--- Given entries Enclosed Below ---

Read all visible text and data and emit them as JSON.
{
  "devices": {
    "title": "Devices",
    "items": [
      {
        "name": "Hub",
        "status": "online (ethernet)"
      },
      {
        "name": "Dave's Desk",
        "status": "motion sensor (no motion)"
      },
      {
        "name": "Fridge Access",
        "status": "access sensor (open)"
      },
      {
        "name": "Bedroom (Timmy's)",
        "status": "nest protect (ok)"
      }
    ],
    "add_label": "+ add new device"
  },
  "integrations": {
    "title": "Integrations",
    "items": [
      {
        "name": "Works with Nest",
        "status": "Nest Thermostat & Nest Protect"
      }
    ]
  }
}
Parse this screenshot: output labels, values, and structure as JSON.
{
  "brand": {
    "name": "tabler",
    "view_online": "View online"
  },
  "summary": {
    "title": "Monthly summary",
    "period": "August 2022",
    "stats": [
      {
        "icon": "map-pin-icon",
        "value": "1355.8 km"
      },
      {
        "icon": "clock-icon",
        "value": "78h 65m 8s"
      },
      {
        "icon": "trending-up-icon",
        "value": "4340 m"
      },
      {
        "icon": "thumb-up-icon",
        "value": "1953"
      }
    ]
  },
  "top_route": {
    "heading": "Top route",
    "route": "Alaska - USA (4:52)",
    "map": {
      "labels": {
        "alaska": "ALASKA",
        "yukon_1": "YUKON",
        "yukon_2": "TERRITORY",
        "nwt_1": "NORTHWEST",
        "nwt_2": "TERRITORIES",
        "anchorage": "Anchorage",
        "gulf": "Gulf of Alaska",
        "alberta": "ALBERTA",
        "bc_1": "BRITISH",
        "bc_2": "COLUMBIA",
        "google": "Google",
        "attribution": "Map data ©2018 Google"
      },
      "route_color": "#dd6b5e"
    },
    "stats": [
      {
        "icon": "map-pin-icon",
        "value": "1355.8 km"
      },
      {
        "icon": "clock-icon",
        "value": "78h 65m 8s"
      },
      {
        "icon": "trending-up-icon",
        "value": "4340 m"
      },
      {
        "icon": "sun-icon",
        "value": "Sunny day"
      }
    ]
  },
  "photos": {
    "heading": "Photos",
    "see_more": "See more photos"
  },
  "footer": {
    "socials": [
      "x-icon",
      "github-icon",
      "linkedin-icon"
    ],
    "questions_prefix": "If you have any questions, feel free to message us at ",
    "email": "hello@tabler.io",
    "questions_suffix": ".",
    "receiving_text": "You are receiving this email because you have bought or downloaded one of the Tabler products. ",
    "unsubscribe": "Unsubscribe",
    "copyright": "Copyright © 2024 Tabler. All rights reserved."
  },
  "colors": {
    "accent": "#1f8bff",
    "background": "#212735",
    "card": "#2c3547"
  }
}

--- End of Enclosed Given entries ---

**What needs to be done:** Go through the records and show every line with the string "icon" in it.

**Your solution:**
        "icon": "map-pin-icon",
        "icon": "clock-icon",
        "icon": "trending-up-icon",
        "icon": "thumb-up-icon",
        "icon": "map-pin-icon",
        "icon": "clock-icon",
        "icon": "trending-up-icon",
        "icon": "sun-icon",
      "x-icon",
      "github-icon",
      "linkedin-icon"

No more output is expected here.